ACTION ITEM
Given the entries below, please return each one exactly.
Segment Start: SOURCE INFORMATION
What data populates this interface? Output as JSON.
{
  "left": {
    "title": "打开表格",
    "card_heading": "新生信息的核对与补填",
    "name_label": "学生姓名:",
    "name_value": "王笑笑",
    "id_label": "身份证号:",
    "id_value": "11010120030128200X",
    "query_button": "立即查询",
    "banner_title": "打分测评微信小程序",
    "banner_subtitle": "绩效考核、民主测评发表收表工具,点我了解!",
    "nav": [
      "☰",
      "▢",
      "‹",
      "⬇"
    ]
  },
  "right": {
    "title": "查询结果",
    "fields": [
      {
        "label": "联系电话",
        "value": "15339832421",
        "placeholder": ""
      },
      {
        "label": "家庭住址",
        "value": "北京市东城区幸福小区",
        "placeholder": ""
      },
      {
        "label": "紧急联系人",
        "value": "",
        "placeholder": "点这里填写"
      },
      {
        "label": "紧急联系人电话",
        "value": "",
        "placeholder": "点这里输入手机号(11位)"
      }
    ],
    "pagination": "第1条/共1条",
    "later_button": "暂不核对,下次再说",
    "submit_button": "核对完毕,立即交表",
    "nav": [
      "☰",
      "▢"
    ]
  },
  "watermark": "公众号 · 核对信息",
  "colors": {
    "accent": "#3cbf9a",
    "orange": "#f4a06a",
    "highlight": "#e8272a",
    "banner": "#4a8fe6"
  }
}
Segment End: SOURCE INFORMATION
TASK SOLUTION
What data populates this interface? Output as JSON.
{
  "left": {
    "title": "打开表格",
    "card_heading": "新生信息的核对与补填",
    "name_label": "学生姓名:",
    "name_value": "王笑笑",
    "id_label": "身份证号:",
    "id_value": "11010120030128200X",
    "query_button": "立即查询",
    "banner_title": "打分测评微信小程序",
    "banner_subtitle": "绩效考核、民主测评发表收表工具,点我了解!",
    "nav": [
      "☰",
      "▢",
      "‹",
      "⬇"
    ]
  },
  "right": {
    "title": "查询结果",
    "fields": [
      {
        "label": "联系电话",
        "value": "15339832421",
        "placeholder": ""
      },
      {
        "label": "家庭住址",
        "value": "北京市东城区幸福小区",
        "placeholder": ""
      },
      {
        "label": "紧急联系人",
        "value": "",
        "placeholder": "点这里填写"
      },
      {
        "label": "紧急联系人电话",
        "value": "",
        "placeholder": "点这里输入手机号(11位)"
      }
    ],
    "pagination": "第1条/共1条",
    "later_button": "暂不核对,下次再说",
    "submit_button": "核对完毕,立即交表",
    "nav": [
      "☰",
      "▢"
    ]
  },
  "watermark": "公众号 · 核对信息",
  "colors": {
    "accent": "#3cbf9a",
    "orange": "#f4a06a",
    "highlight": "#e8272a",
    "banner": "#4a8fe6"
  }
}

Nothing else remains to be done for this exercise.